         Notice too that language combined with physical positioning tells us much about the characters.  After the Capulet party, Romeo climbs a wall to avoid his friends, only to find himself in the garden below Juliet's room.  Here we have Romeo on Earth, and Juliet closer to the Heavens.  Romeo's  language remains full of images of stars, moon, heavens, etc.; Juliet's language, on the other hand, appears more grounded, focusing on hands and eyes, etc.  Therefore, we feel that Juliet is more "grounded" in her feelings and, given her physical position, more spiritual as a result.  Romeo speaks of heavenly images, remains on the "Earth," and thus seems less grounded and less mature than Juliet.  And so Romeo changes more in the play than does she, because he has more need/room to do so.

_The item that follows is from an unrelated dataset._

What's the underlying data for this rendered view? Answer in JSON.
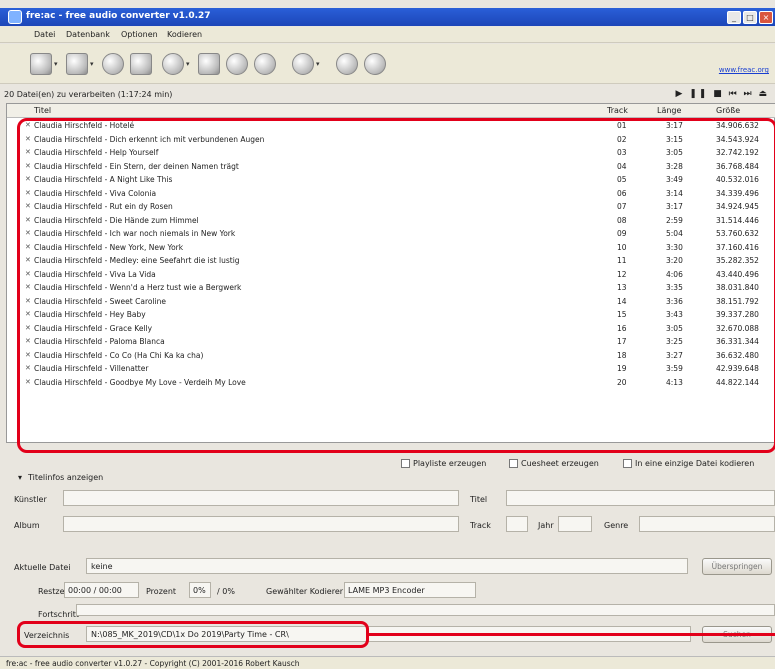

        It may have been that the actors in these companies read the scripts and, when rehearsals began, knew where to move and where to stand due to their understanding of their characters and the words spoken.  A director (which they called an "Instructor") would still be necessary; but these acting professionals used the physical space of the stage and the lines given their characters to understand where to stand, when to move, and what their relationship was to the stage world (Theatrum mundi).  When one adds conventions to the player's understanding, it suggests to us that Elizabethan/Jacobean actors used their knowledge of the profession to quickly move through rehearsals and the performance process.  


        lays didn't run as long as we might suppose--perhaps only two or three times a week for a month (or occasion longer) or less--before they moved on to other material.  Remember, Shakespeare wrote 37 plays, but the company of which he was a member, as both dramatist and actor (apparently, he specialized in the portrayal of older men), might need anywhere from 35 to 50 plays a year.  That means that Richard Burbage, lead tragedian for the Chamberlain's Men and later King's Men (when James the IV of Scotland came down to England at the death of Elizabeth, he assumed the title of James I of England, becoming the patron of Shakespeare's acting company that heretofore had been patronized by the Lord Chamberlain--a true honor) had to keep nearly 50 roles in his head in any given year.  This tells us something about the prodigious memories of these players, as well as their need for conventions and positioning analogies in order to help  the quick learning of roles.  


        The physical demands of that work (sword fighting, dancing, tumbling, and oratorical excellence) must have been outstanding.  As Hamlet says to the visiting players to Elsinor, "give us a taste of your quality" (2.2405)--the "quality" of which he speaks is, in a word, the player's "art."



The 2nd  Rose Theatre, 1592






This page maintained by Wayne Narey; suggestions and comments appreciated--please contact wnarey@astate.edu